High water levels in our major rivers are likely to be more frequent in the future. According to the climate scenarios presented by the KNMI last October, climate change is leading to more rainfall in river catchments in the winter. And the higher the temperature, the more precipitation falls in the Alps as rain rather than snow. Whereas snow stays in one place, gradually flowing away as meltwater, a lot of that rain will now flow directly to the Netherlands.
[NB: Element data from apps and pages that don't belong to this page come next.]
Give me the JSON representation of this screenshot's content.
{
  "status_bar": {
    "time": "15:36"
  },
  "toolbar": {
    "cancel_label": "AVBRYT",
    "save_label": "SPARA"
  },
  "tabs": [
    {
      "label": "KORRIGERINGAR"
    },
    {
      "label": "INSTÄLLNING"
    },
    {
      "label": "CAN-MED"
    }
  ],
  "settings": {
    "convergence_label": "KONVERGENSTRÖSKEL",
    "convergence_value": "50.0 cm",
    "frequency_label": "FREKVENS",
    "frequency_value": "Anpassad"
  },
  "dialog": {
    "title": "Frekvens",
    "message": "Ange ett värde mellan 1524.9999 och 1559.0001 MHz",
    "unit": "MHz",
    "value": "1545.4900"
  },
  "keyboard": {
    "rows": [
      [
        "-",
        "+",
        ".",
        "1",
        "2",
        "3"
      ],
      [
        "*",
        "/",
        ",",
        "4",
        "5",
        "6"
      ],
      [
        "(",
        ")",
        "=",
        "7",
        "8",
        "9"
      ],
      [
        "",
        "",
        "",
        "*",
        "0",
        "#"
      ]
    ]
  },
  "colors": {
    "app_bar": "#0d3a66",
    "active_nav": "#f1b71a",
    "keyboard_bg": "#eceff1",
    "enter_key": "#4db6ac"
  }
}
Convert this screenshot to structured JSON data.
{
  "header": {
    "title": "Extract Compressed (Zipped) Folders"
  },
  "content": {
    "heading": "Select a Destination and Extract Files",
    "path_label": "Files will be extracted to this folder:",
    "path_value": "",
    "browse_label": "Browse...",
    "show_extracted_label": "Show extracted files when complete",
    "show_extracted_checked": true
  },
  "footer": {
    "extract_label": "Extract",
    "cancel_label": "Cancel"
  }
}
If these climate scenarios are formulated in terms of the discharge regime in the Rhine and Meuse, as calculated by Deltares, it can be seen that average winter and spring discharges increase in both rivers. If global warming reaches approximately three degrees – relative to the beginning of the Industrial Revolution – between eight and fifteen percent more water will pass through the Rhine during a winter peak. Frederiek Sperna Weiland and her team are still working on calculations of water levels that occur only once every thousand or even ten thousand years. Those scenario analyses will ultimately be used to determine how we can continue to protect ourselves against extreme weather.
In general terms, our water management system passed this stress test. Nevertheless, more money will probably have to be invested in the future to limit the risk of flooding associated with climate change and sea level rise.
We are engaged in numerous follow-up studies of the impact and effect of the discharge scenarios, including policy studies such as the Freshwater Delta Programme, the Sea Level Rise Knowledge Programme, the Climate-Resilient Freshwater Supplies in the Main Water System Programme and the Integrated River Management Programme.
5. What can we learn from this peak in water levels? What else is needed?
We have learnt that authorities must also keep an eye on small, regional rivers such as the Vecht, Regge and Dinkel. The arrangements for flood risk management are still in order in this respect. However, over the next five years, Deltares will be working with knowledge institutes in countries upstream to decide how we can cooperate better with respect to small waters. In this JCAR-ATRACE joint programme, we are working with Belgium, Luxembourg and Germany to look at flood and drought management and research. By strengthening the joint knowledge base relating to extreme floods and droughts for regional waters and opening it up to others, regional authorities can prepare better for the consequences of extreme weather. The countries involved must ensure that they do not get in each other’s way.
For example, if Belgium were to decide to drain water into the rivers as quickly as possible instead of retaining it somewhere, that would cause problems downstream, in other words in the Netherlands.
Nathalie Asselmans, flood expert at Deltares
In addition, the record water levels in the lakes justify a closer look at the probability of future events of this kind. Have they become more likely in recent years, or was this really just a random outlier? And how will that probability change once the new pumps and locks in the Afsluitdijk barrier dam have been installed?
Deltares experts talking about the high water levels in the Dutch media:
- Nieuwsuur, 27 December: interview with Karin de Bruijn
- Trouw, 27 December: interview with Frans Klijn ‘River professor lives on temporary island in the IJssel’
- Volkskrant, 27 December: interview with Ferdinand Diermanse, Nathalie Asselman and Kymo Slager: ‘The Deventer dyke can still cope with the water but this is already a good lesson for the future’
- NOS, 28 December: interview with Jaap Kwadijk ‘If the Germans start building Dutch dykes, we will have a problem here’
- Algemeen Dagblad, 28 December: interview with Frans Klijn ‘Would we have had our feet in the water now without the billion-euro measures for the IJssel?’
- Financieel Dagblad, 28 December: interview with Frans Klijn ‘High water levels aren’t only a problem for business in Deventer’
- RENZE talk show, RTL 4: interview with Ferdinand Diermanse
- Nu.nl: interview with Frederiek Sperna Weiland ‘We will have more frequent problems with high water levels, especially if carbon emissions stay high’
- NRC Podcast, 8 January: interview with Frans Klijn ‘How long can the Netherlands continue to control the water?’
- Crisis Response, interview Ferdinand Diermanse